No helmet or precautionary measure can stabilize the brain for impact. So, how can football be deemed safe? It’s impossible.
Among the many jarring moments of the film comes when ESPN’s “Jacked Up” segment is shown in an ugly demonstration of football’s brutality. This used to be celebrated by the viewing audience, because it was seen to be amazing. This used to be considered the NFL’s greatest beauty to so many, seeing these crushing hits.
Where was our common sense?
As the pocket collapsed, Bears quarterback Jay Cutler was left in the open. San Francisco 49ers safety Jaquiski Tartt swarmed in.
Rather than simply sacking Cutler, Tartt forcefully slammed Cutler to the Soldier Field sod. Cutler appeared to be shaken up. In the old days, this was called “Getting your bell rung,” which is either an oblivious or naive way of saying one’s brain rattled about the skull.
Cutler lost control of the football as he hit the ground, and his arms seemed to flail. He wasn’t right. Yet, he got up and went back to the bench. Bears team doctors and the NFL independent neurologist cleared Cutler through the concussion examinations, coach John Fox said. Cutler detailed the situation days later.
“Any time there is a hit where they think your head is involved or a possible concussion could happen, you’re going to be questioned a lot on the sideline, as I was,” Cutler explained. “Our trainers are going to be there, our doctors are going to be there, there’s an independent doctor.
“Most of the time, they’re going to want to know how you’re feeling, if there’s any memory loss. They usually ask about the last play. I usually try to give as much information as possible, so I can prove that I am OK and ready to go back out there.”
Whether Cutler was concussed is hardly the point. It’s the head trauma that’s frightening.

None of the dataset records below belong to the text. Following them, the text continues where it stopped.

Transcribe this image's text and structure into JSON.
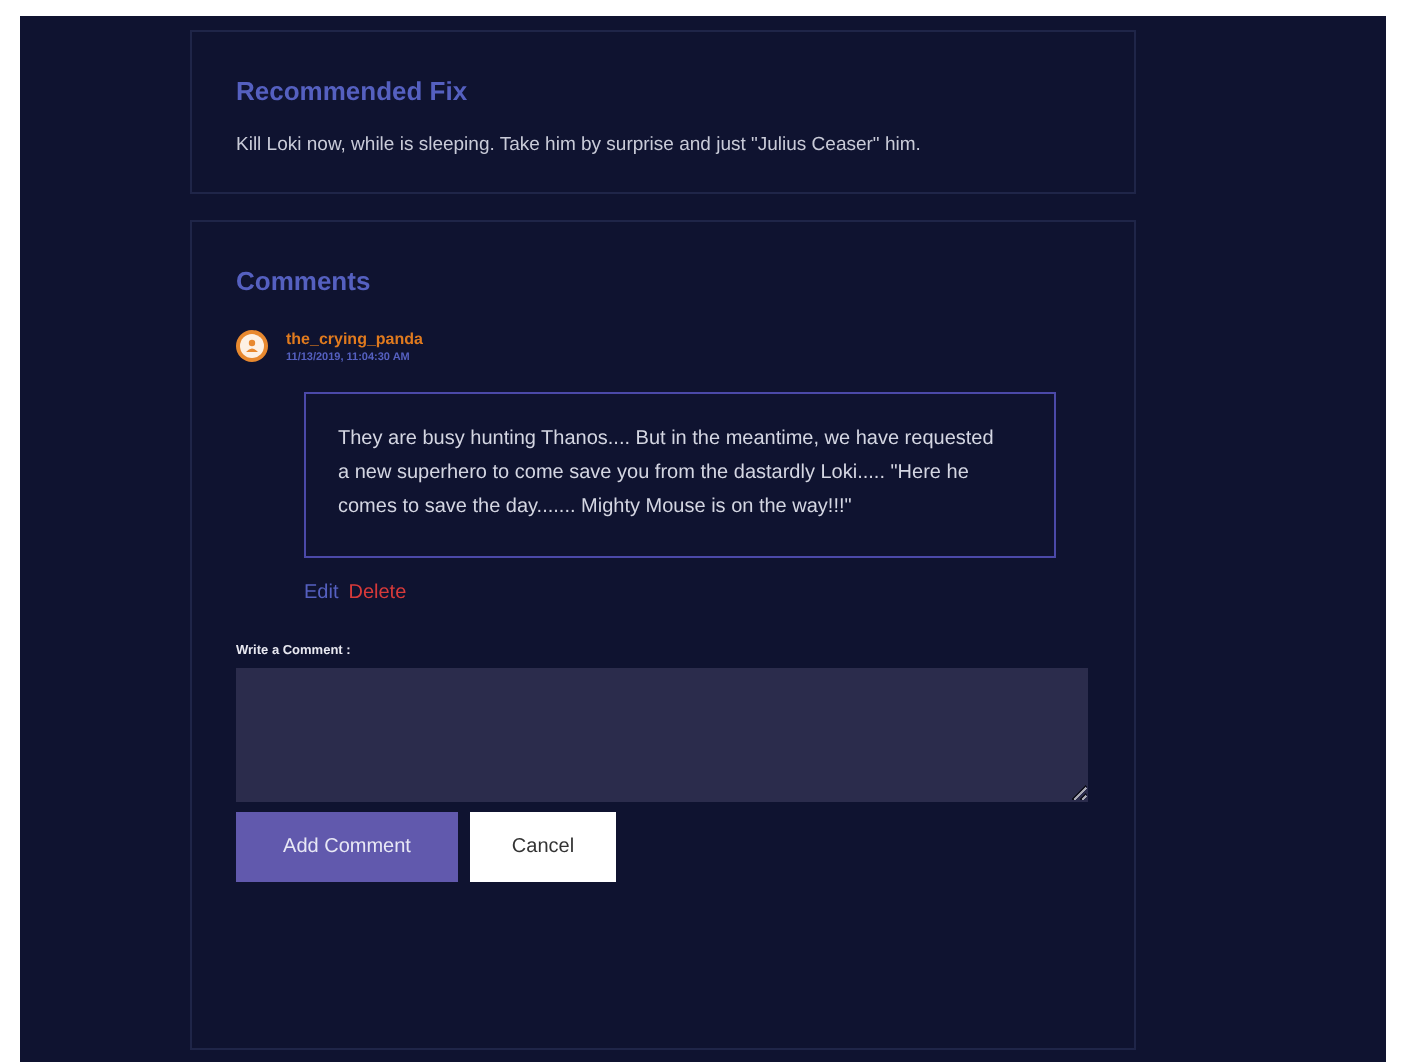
{
  "recommended_fix": {
    "title": "Recommended Fix",
    "text": "Kill Loki now, while is sleeping. Take him by surprise and just \"Julius Ceaser\" him."
  },
  "comments": {
    "title": "Comments",
    "items": [
      {
        "author": "the_crying_panda",
        "timestamp": "11/13/2019, 11:04:30 AM",
        "text": "They are busy hunting Thanos.... But in the meantime, we have requested a new superhero to come save you from the dastardly Loki..... \"Here he comes to save the day....... Mighty Mouse is on the way!!!\"",
        "actions": [
          {
            "label": "Edit",
            "kind": "edit"
          },
          {
            "label": "Delete",
            "kind": "delete"
          }
        ]
      }
    ],
    "form": {
      "label": "Write a Comment :",
      "buttons": [
        {
          "label": "Add Comment",
          "kind": "primary"
        },
        {
          "label": "Cancel",
          "kind": "secondary"
        }
      ]
    }
  }
}
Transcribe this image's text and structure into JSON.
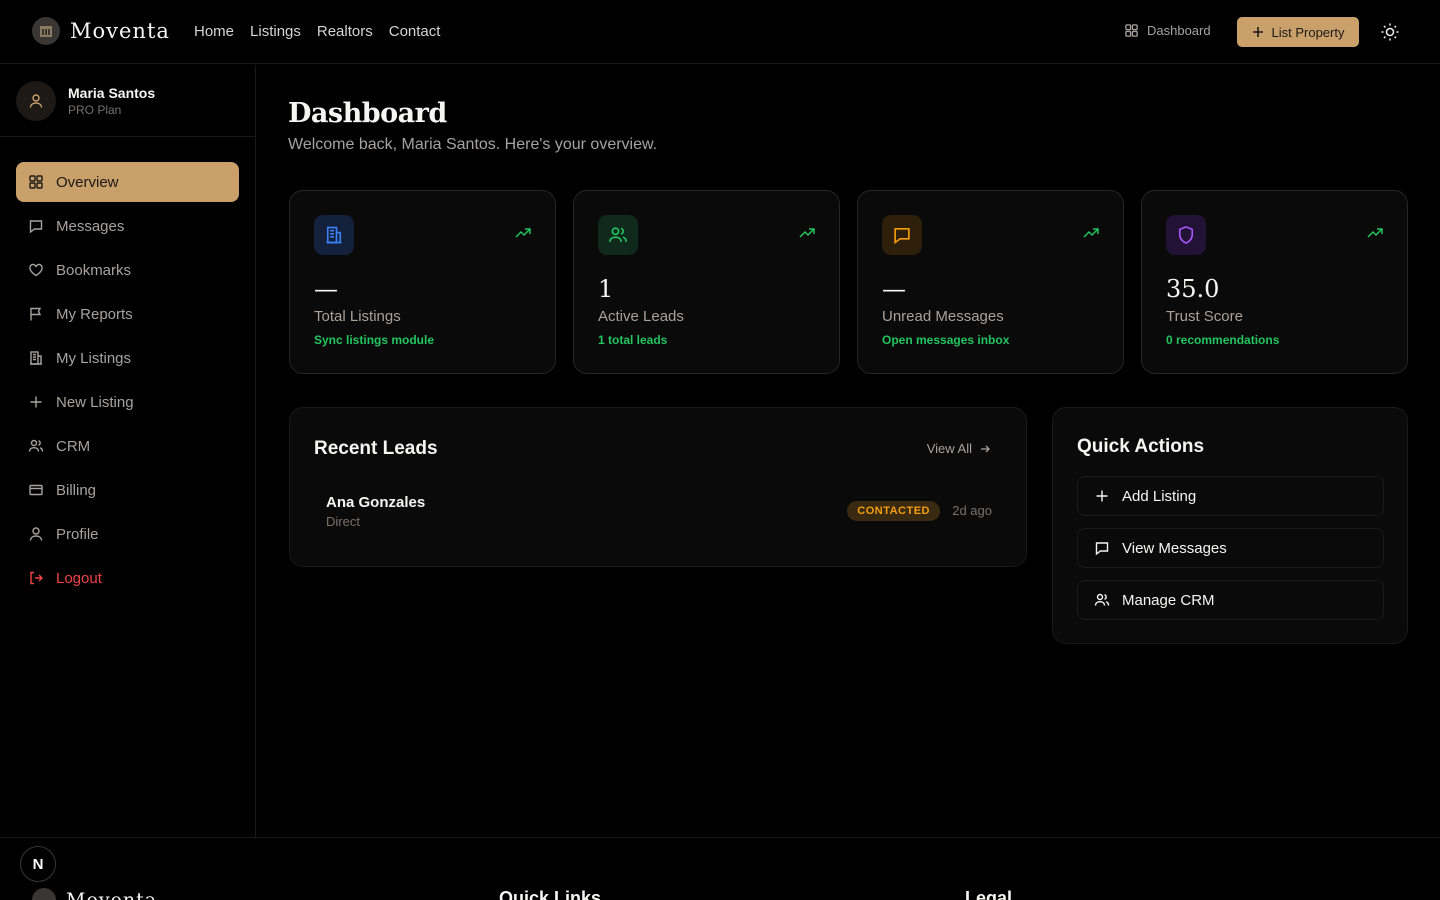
{
  "brand": {
    "name": "Moventa"
  },
  "nav": {
    "links": [
      "Home",
      "Listings",
      "Realtors",
      "Contact"
    ],
    "dashboard": "Dashboard",
    "list_property": "List Property"
  },
  "user": {
    "name": "Maria Santos",
    "plan": "PRO Plan"
  },
  "sidebar": {
    "items": [
      {
        "label": "Overview",
        "icon": "grid-icon",
        "active": true
      },
      {
        "label": "Messages",
        "icon": "message-icon"
      },
      {
        "label": "Bookmarks",
        "icon": "heart-icon"
      },
      {
        "label": "My Reports",
        "icon": "flag-icon"
      },
      {
        "label": "My Listings",
        "icon": "building-icon"
      },
      {
        "label": "New Listing",
        "icon": "plus-icon"
      },
      {
        "label": "CRM",
        "icon": "users-icon"
      },
      {
        "label": "Billing",
        "icon": "credit-card-icon"
      },
      {
        "label": "Profile",
        "icon": "user-icon"
      },
      {
        "label": "Logout",
        "icon": "logout-icon"
      }
    ]
  },
  "page": {
    "title": "Dashboard",
    "subtitle": "Welcome back, Maria Santos. Here's your overview."
  },
  "stats": [
    {
      "value": "—",
      "label": "Total Listings",
      "hint": "Sync listings module",
      "icon": "building-icon",
      "color": "#3b82f6"
    },
    {
      "value": "1",
      "label": "Active Leads",
      "hint": "1 total leads",
      "icon": "users-icon",
      "color": "#22c55e"
    },
    {
      "value": "—",
      "label": "Unread Messages",
      "hint": "Open messages inbox",
      "icon": "message-icon",
      "color": "#f59e0b"
    },
    {
      "value": "35.0",
      "label": "Trust Score",
      "hint": "0 recommendations",
      "icon": "shield-icon",
      "color": "#a855f7"
    }
  ],
  "recent_leads": {
    "title": "Recent Leads",
    "view_all": "View All",
    "leads": [
      {
        "name": "Ana Gonzales",
        "source": "Direct",
        "status": "CONTACTED",
        "time": "2d ago"
      }
    ]
  },
  "quick_actions": {
    "title": "Quick Actions",
    "items": [
      {
        "label": "Add Listing",
        "icon": "plus-icon"
      },
      {
        "label": "View Messages",
        "icon": "message-icon"
      },
      {
        "label": "Manage CRM",
        "icon": "users-icon"
      }
    ]
  },
  "footer": {
    "badge": "N",
    "brand": "Moventa",
    "quick_links": "Quick Links",
    "legal": "Legal"
  }
}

Concussion is hardly actually about concussions. It documents chronic traumatic encephalopathy, better known as CTE.
Dr. Omalu helped shine light on this disease when he conducted the autopsy of Webster, the legendary Steelers center who spent the last years of his life living out of a truck before his death in 2002. What may have been seen as craziness then were the symptoms of depression, amnesia, dementia and more from CTE. The impact of so many times getting the proverbial bell rung led to lasting impact of the brain the eventually ended his life.
CTE is the threat to lives of every football player. The human brain can’t withstand being pummeled by a safety blitzing through a busted pocket.

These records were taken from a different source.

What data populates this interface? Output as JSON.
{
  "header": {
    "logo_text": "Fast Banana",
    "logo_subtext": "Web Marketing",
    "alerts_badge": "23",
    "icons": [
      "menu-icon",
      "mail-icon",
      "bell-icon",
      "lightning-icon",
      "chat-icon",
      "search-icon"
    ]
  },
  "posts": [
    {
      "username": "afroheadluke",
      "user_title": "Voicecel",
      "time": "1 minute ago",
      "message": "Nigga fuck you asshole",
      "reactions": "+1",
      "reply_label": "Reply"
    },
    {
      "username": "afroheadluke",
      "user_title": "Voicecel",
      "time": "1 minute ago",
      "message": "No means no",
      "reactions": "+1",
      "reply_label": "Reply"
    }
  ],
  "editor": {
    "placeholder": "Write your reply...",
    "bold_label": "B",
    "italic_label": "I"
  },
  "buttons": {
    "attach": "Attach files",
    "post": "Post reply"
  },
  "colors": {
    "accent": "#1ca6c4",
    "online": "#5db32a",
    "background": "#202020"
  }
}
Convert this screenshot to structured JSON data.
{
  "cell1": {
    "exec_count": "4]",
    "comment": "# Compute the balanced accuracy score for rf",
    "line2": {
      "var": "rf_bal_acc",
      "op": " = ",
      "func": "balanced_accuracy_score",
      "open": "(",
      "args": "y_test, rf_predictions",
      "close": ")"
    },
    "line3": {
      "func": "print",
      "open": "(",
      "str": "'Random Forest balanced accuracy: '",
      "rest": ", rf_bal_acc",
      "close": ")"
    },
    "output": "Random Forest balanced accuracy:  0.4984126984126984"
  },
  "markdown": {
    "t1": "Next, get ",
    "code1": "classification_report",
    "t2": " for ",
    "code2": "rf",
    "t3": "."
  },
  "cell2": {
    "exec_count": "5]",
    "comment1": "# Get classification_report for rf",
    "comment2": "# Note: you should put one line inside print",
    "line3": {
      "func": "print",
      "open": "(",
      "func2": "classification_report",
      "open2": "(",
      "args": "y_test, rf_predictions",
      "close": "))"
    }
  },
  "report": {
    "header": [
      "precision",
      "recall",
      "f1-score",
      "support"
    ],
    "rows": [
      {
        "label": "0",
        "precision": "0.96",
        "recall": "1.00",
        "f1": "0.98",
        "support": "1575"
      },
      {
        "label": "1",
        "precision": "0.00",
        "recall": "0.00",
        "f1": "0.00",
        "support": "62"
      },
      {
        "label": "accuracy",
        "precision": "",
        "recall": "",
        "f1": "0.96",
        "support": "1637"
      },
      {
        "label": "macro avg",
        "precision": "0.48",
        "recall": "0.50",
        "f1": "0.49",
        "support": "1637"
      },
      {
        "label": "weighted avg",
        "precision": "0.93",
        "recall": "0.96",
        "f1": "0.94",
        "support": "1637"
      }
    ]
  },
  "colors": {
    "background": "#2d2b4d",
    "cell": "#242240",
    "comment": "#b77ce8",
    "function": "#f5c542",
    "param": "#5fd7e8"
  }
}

Dave Duerson seated himself in bed and reached for a revolver. The former Bears safety took his own life.
A hush went through the theater in this grim scene. Duerson was a member of the 1985 Super Bowl champions that Chicago still adores and a friend to many in the city. What was shown in this chilling scene of Concussion wasn’t new for anyone, yet it still provided a shock.
Terry Long, Junior Seau and Andre Waters are among those in the film who suffered from CTE and eventually committed suicide. There are more, too. The names, the details, the tragedies are readily available for those who choose to seek.
It shouldn’t have taken a brilliant movie to open eyes to the dangers of football, the horrors of CTE. For anyone willing to acknowledge the risks, there’s been information available for decades. Will Smith’s character used the phrase “common sense” in suggesting why playing football and CTE are linked. Concussion reveals the ways in which the NFL offered a firm denial.
Every football player should see Concussion and its gruesome details illustrated in the film. Fans of the game should see it to understand how their heroes are at risk.
I love the NFL, just like millions and millions of its fans. There’s something that’s simply beautiful about this game, but ignoring the ugliness is just wrong.
Comments like those from McPhee are startling in light of the outstanding Concussion film, but at least the epidemic is finally being acknowledged.